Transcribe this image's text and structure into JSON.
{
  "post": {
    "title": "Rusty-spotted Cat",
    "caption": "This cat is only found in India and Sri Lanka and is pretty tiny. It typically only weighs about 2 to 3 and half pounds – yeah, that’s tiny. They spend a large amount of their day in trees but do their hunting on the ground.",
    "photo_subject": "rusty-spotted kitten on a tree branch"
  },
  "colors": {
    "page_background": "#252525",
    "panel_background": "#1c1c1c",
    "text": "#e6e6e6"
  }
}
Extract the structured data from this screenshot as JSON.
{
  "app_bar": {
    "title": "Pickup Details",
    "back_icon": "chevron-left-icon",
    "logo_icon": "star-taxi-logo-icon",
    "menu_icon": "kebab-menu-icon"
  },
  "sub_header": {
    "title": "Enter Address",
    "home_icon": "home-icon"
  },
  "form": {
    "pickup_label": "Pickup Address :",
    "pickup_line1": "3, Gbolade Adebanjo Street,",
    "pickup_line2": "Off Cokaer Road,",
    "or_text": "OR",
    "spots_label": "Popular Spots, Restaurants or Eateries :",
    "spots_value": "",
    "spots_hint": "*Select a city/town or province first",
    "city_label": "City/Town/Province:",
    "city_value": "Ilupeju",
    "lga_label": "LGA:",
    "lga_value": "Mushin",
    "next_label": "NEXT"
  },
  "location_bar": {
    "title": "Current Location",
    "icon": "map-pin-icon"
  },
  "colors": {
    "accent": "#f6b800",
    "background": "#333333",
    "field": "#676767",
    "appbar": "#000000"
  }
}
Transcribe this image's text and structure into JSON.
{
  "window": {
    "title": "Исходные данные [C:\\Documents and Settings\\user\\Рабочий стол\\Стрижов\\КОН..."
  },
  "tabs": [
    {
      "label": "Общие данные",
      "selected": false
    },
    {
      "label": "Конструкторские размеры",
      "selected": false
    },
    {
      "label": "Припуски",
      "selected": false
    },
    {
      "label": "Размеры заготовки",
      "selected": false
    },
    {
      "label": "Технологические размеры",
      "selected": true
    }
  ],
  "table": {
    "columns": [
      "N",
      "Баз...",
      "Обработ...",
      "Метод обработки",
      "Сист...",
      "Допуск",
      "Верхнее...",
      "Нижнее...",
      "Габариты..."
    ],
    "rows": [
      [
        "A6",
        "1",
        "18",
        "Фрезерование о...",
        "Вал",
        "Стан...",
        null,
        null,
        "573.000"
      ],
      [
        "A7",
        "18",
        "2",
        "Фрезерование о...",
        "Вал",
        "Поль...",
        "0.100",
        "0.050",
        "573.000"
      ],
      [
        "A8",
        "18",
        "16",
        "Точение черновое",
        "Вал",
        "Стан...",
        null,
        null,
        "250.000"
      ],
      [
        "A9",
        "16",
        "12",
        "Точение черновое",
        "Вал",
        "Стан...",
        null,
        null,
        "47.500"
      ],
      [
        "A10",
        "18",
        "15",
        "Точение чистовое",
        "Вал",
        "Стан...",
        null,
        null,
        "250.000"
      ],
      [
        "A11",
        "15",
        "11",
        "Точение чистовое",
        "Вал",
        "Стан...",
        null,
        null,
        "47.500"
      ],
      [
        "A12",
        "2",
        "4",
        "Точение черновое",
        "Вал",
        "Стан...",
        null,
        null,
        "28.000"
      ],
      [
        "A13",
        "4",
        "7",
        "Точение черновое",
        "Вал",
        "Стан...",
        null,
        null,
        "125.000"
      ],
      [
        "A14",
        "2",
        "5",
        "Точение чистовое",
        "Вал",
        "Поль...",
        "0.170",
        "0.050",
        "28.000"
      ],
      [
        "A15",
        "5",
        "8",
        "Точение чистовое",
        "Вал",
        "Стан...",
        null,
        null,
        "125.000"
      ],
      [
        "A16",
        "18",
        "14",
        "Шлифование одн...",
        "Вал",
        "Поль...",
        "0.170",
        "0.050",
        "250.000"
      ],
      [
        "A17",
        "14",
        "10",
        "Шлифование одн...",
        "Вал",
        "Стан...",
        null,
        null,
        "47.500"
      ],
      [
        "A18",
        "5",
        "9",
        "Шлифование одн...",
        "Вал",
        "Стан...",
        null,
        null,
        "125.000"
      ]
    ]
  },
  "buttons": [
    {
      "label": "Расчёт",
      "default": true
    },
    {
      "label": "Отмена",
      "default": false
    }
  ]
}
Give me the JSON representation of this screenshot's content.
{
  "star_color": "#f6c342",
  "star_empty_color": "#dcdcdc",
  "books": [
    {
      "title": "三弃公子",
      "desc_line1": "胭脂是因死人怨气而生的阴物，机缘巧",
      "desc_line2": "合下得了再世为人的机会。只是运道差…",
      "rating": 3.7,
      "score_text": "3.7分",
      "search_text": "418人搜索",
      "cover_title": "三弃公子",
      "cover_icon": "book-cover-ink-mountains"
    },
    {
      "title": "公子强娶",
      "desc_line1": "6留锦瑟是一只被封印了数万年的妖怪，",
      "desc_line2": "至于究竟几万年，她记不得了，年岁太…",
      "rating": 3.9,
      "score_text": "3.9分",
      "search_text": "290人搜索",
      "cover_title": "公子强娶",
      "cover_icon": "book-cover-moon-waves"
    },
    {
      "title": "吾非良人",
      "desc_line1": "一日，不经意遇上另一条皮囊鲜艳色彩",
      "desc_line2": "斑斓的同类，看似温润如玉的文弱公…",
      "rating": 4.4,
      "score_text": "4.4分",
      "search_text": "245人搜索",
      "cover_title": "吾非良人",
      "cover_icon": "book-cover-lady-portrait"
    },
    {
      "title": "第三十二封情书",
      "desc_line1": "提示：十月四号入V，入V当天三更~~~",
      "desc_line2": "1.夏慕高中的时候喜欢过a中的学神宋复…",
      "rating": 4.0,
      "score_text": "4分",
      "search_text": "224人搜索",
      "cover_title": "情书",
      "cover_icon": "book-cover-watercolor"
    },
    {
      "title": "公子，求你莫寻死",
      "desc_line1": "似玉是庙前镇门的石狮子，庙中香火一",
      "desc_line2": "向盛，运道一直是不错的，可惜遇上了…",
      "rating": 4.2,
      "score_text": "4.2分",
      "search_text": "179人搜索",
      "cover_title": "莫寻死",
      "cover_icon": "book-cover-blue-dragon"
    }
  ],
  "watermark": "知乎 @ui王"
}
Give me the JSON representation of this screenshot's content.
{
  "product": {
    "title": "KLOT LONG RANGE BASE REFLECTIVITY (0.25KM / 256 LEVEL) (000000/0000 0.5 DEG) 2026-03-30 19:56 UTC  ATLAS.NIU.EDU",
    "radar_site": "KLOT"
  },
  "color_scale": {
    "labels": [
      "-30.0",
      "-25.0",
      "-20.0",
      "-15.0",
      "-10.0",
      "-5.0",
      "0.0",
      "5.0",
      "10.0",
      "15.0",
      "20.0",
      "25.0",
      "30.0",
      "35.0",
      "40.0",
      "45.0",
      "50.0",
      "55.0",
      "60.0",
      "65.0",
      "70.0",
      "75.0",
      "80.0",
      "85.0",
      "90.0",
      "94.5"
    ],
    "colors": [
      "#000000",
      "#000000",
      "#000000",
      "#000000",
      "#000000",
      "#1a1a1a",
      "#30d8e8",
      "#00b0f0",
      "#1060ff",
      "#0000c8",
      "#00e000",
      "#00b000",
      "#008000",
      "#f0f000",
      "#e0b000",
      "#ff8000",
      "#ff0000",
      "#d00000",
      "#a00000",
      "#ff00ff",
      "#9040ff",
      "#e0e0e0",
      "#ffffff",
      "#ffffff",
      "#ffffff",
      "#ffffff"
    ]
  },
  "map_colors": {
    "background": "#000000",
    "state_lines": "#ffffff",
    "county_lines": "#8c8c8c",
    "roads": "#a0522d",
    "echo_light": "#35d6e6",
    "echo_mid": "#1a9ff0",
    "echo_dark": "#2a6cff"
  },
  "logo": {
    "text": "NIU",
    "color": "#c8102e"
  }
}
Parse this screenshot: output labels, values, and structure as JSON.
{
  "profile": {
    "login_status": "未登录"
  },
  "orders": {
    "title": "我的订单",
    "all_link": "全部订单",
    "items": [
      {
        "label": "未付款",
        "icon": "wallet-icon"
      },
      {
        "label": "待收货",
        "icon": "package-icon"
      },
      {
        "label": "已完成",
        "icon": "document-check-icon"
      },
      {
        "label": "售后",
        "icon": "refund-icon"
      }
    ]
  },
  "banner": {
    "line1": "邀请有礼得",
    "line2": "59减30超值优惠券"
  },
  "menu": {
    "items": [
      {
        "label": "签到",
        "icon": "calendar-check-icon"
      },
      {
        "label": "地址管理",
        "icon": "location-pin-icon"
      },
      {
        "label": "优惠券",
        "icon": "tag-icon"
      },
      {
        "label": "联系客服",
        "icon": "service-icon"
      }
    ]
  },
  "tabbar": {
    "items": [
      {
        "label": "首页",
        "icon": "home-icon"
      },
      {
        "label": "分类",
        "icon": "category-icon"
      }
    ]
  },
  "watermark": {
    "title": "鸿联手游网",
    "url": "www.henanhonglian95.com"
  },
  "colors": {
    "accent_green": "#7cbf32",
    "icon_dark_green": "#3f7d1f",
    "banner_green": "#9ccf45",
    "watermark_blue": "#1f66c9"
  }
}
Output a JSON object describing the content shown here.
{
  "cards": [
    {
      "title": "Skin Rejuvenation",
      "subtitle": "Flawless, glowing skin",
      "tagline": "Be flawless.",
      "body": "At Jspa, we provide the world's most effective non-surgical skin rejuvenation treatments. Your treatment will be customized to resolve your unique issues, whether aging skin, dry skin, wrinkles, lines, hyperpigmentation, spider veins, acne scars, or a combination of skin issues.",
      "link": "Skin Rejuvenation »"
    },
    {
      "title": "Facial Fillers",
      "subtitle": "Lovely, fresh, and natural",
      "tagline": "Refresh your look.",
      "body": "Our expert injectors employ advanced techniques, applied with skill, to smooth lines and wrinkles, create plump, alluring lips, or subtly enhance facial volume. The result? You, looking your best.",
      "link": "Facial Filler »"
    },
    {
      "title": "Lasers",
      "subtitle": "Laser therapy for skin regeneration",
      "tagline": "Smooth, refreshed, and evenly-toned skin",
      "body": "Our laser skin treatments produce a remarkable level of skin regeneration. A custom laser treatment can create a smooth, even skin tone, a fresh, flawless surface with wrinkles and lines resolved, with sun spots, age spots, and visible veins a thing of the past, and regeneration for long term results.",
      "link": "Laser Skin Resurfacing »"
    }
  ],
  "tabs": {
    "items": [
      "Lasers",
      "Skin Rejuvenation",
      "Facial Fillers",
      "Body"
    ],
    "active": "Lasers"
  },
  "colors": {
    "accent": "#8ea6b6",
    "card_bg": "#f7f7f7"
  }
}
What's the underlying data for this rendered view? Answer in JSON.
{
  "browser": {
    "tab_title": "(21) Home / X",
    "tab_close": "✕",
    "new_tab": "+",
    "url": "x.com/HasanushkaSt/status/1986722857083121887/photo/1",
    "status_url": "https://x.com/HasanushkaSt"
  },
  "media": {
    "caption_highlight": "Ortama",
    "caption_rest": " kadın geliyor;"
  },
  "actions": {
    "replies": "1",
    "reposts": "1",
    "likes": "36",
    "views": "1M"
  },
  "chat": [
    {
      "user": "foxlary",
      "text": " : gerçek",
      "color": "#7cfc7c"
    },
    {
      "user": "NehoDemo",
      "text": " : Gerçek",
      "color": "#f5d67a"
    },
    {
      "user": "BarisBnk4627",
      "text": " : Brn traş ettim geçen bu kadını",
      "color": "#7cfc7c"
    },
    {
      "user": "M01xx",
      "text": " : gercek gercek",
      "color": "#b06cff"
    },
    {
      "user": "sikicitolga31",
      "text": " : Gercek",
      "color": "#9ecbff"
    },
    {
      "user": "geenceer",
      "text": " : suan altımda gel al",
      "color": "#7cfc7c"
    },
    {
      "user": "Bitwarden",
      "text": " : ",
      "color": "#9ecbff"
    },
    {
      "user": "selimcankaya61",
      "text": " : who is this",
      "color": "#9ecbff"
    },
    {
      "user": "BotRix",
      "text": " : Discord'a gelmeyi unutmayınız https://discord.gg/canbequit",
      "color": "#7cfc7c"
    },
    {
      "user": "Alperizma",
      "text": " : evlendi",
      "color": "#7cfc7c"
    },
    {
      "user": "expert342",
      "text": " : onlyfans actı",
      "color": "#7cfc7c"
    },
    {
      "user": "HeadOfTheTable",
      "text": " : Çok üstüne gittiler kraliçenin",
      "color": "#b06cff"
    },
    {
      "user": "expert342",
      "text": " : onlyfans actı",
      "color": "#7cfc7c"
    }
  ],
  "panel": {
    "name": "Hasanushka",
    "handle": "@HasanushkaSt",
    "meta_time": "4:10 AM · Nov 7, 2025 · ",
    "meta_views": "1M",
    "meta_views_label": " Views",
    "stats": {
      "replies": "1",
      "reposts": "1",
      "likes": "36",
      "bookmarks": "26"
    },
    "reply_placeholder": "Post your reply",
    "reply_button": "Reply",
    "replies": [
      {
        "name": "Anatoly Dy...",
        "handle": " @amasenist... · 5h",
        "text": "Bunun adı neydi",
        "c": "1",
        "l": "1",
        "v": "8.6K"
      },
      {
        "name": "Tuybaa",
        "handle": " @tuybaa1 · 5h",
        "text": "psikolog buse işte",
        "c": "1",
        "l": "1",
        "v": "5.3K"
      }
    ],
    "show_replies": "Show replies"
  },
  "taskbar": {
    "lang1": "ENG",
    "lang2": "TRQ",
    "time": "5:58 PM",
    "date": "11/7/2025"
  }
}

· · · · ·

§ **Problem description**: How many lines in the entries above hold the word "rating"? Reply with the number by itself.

§ **Written answer**: 5